Web page and app entries
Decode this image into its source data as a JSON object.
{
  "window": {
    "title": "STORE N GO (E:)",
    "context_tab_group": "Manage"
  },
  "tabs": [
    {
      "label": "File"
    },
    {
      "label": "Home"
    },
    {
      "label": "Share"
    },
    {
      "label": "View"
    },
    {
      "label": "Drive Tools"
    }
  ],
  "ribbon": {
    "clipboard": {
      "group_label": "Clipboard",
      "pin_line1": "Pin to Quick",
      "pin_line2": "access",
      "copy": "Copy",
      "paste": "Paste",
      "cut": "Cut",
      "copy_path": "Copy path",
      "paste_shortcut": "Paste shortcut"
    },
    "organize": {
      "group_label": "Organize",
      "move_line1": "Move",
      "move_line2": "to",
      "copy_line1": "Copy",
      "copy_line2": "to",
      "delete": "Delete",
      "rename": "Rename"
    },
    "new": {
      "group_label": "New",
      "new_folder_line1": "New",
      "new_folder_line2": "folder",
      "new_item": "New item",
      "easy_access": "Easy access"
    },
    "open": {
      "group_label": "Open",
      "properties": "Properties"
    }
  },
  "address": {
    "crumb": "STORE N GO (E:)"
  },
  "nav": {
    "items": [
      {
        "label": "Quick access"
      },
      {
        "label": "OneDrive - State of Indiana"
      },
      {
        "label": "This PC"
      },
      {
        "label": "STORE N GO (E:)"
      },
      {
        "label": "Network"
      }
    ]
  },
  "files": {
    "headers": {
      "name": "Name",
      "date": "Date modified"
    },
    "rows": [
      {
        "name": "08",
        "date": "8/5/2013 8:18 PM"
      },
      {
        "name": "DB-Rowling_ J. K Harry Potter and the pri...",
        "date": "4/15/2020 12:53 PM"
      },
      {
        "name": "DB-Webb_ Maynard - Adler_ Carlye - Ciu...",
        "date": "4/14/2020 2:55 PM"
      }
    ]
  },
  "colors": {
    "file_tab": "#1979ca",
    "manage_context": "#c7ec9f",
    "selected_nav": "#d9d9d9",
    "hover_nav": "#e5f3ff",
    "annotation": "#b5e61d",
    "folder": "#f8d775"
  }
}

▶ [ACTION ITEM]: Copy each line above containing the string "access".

▶ [RESPONSE BOX]:
      "pin_line2": "access",
      "easy_access": "Easy access"
        "label": "Quick access"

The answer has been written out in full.